Striking clock, Japanese.
© Science Museum / Science & Society Picture Library

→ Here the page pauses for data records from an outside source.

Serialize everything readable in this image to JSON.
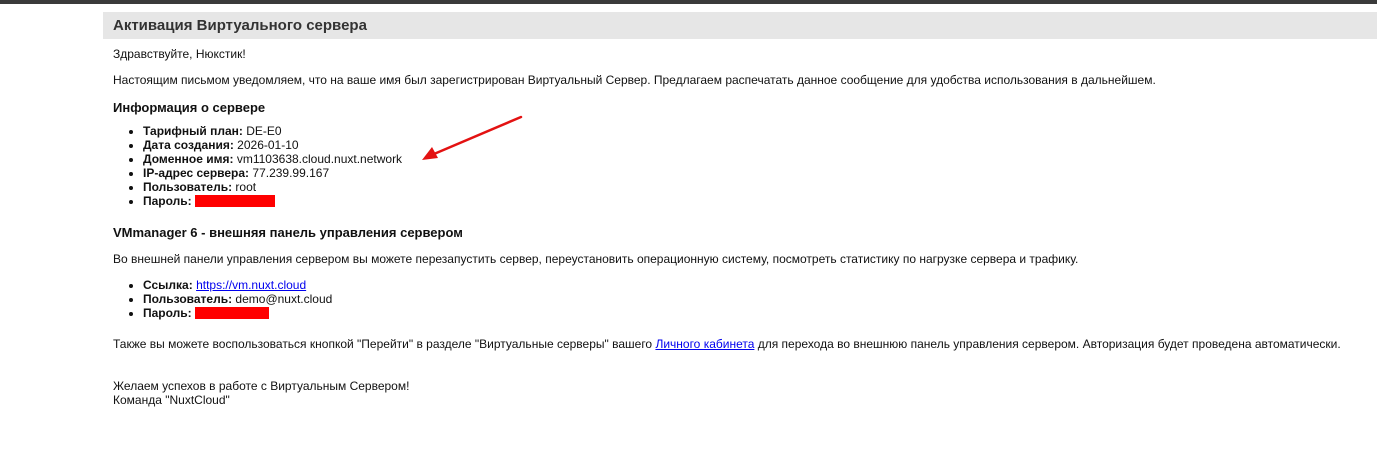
{
  "title": "Активация Виртуального сервера",
  "greeting": "Здравствуйте, Нюкстик!",
  "intro": "Настоящим письмом уведомляем, что на ваше имя был зарегистрирован Виртуальный Сервер. Предлагаем распечатать данное сообщение для удобства использования в дальнейшем.",
  "server_info": {
    "heading": "Информация о сервере",
    "items": [
      {
        "label": "Тарифный план:",
        "value": " DE-E0"
      },
      {
        "label": "Дата создания:",
        "value": " 2026-01-10"
      },
      {
        "label": "Доменное имя:",
        "value": " vm1103638.cloud.nuxt.network"
      },
      {
        "label": "IP-адрес сервера:",
        "value": " 77.239.99.167"
      },
      {
        "label": "Пользователь:",
        "value": " root"
      },
      {
        "label": "Пароль:",
        "value": ""
      }
    ]
  },
  "panel": {
    "heading": "VMmanager 6 - внешняя панель управления сервером",
    "description": "Во внешней панели управления сервером вы можете перезапустить сервер, переустановить операционную систему, посмотреть статистику по нагрузке сервера и трафику.",
    "link_label": "Ссылка:",
    "link_text": "https://vm.nuxt.cloud",
    "user_label": "Пользователь:",
    "user_value": " demo@nuxt.cloud",
    "password_label": "Пароль:"
  },
  "also": {
    "before": "Также вы можете воспользоваться кнопкой \"Перейти\" в разделе \"Виртуальные серверы\" вашего ",
    "link_text": "Личного кабинета",
    "after": " для перехода во внешнюю панель управления сервером. Авторизация будет проведена автоматически."
  },
  "closing": {
    "line1": "Желаем успехов в работе с Виртуальным Сервером!",
    "line2": "Команда \"NuxtCloud\""
  },
  "colors": {
    "redaction": "#ff0000",
    "arrow": "#e31212",
    "header_bg": "#e6e6e6",
    "link": "#0000ee"
  }
}
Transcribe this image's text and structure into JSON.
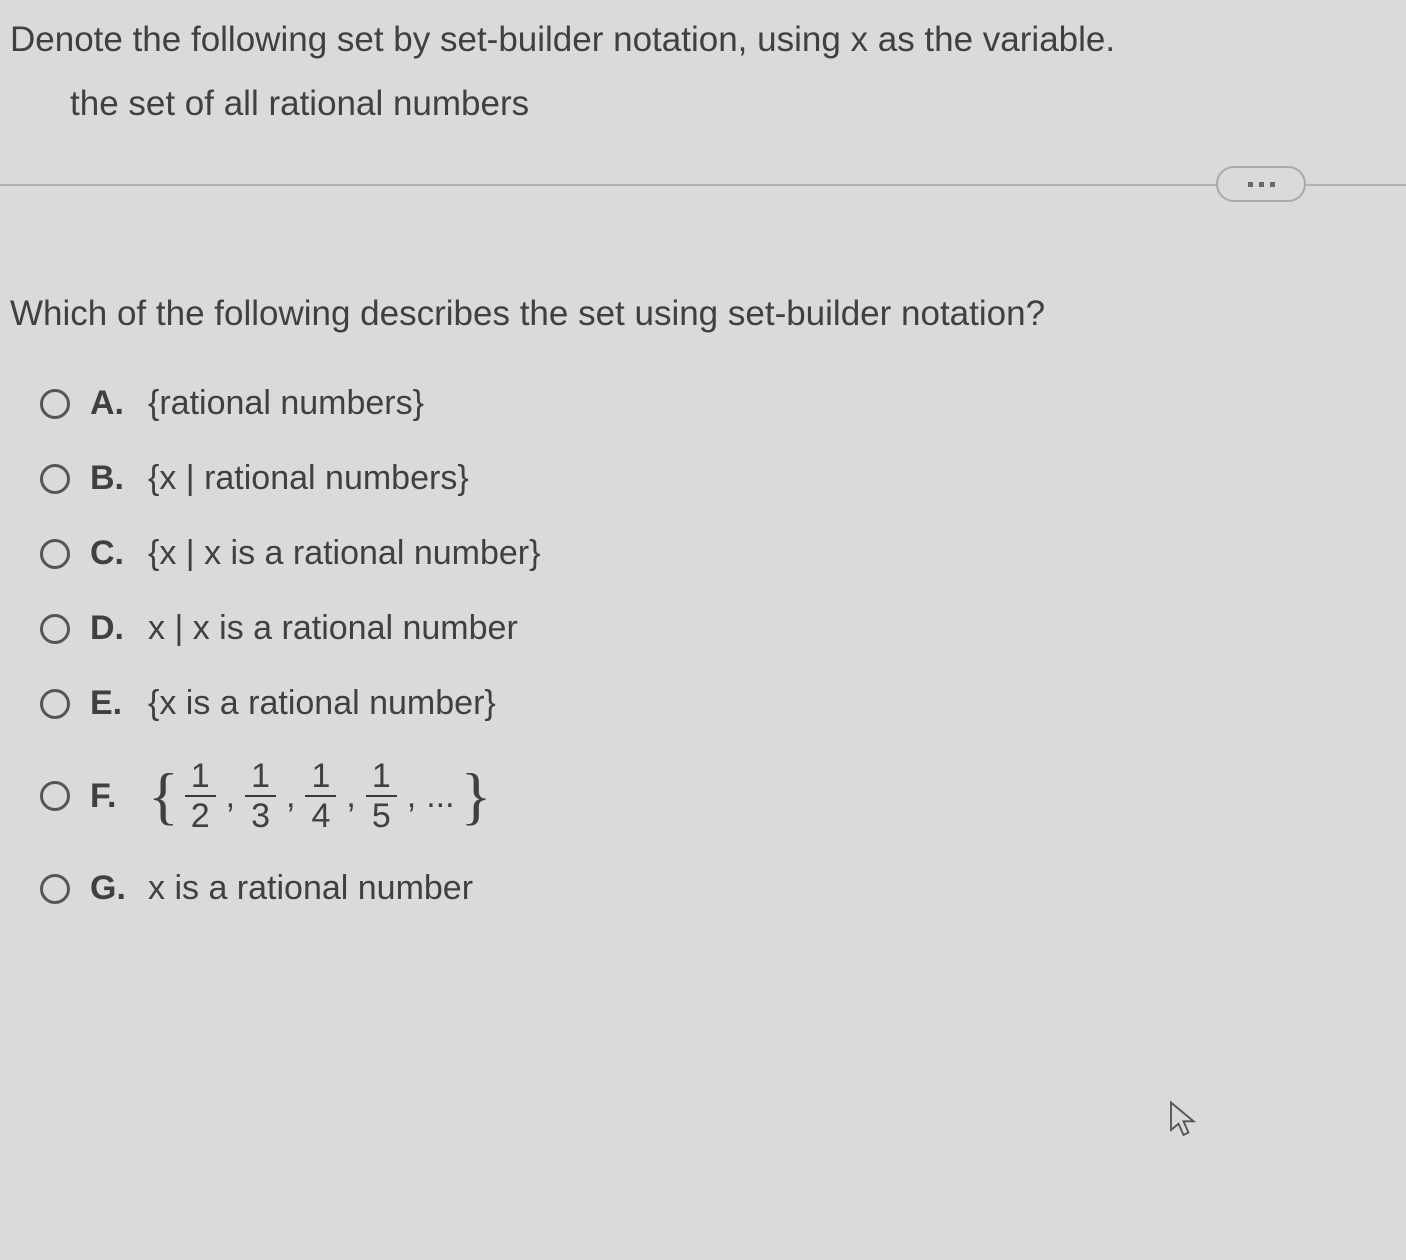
{
  "instruction": "Denote the following set by set-builder notation, using x as the variable.",
  "sub_instruction": "the set of all rational numbers",
  "question": "Which of the following describes the set using set-builder notation?",
  "choices": {
    "a": {
      "letter": "A.",
      "text": "{rational numbers}"
    },
    "b": {
      "letter": "B.",
      "text": "{x | rational numbers}"
    },
    "c": {
      "letter": "C.",
      "text": "{x | x is a rational number}"
    },
    "d": {
      "letter": "D.",
      "text": "x | x is a rational number"
    },
    "e": {
      "letter": "E.",
      "text": "{x is a rational number}"
    },
    "f": {
      "letter": "F.",
      "brace_open": "{",
      "brace_close": "}",
      "fractions": [
        {
          "num": "1",
          "den": "2"
        },
        {
          "num": "1",
          "den": "3"
        },
        {
          "num": "1",
          "den": "4"
        },
        {
          "num": "1",
          "den": "5"
        }
      ],
      "ellipsis": "..."
    },
    "g": {
      "letter": "G.",
      "text": "x is a rational number"
    }
  },
  "comma": ","
}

Modern time-reckoning in equal hours was not introduced into Japan until 1870. Before this time, Japan used a 'temporal hours' system similar to that of Europe's in the middle ages, the period of dawn to dusk being divided into six equal hours and the period of darknes also into six equal hours. A daylight hour was in general of different length from a night hour and both varied according to season. This clock's dial has the numeral's spaced differently for day and night. The dial rotates clockwise behind a fixed pointer and the hour marks are adjustable in a grooved ring in the dial. The clock is spring-driven and controlled by a short pendulum, the striking being released hourly by pins which project backwards from the hour marks.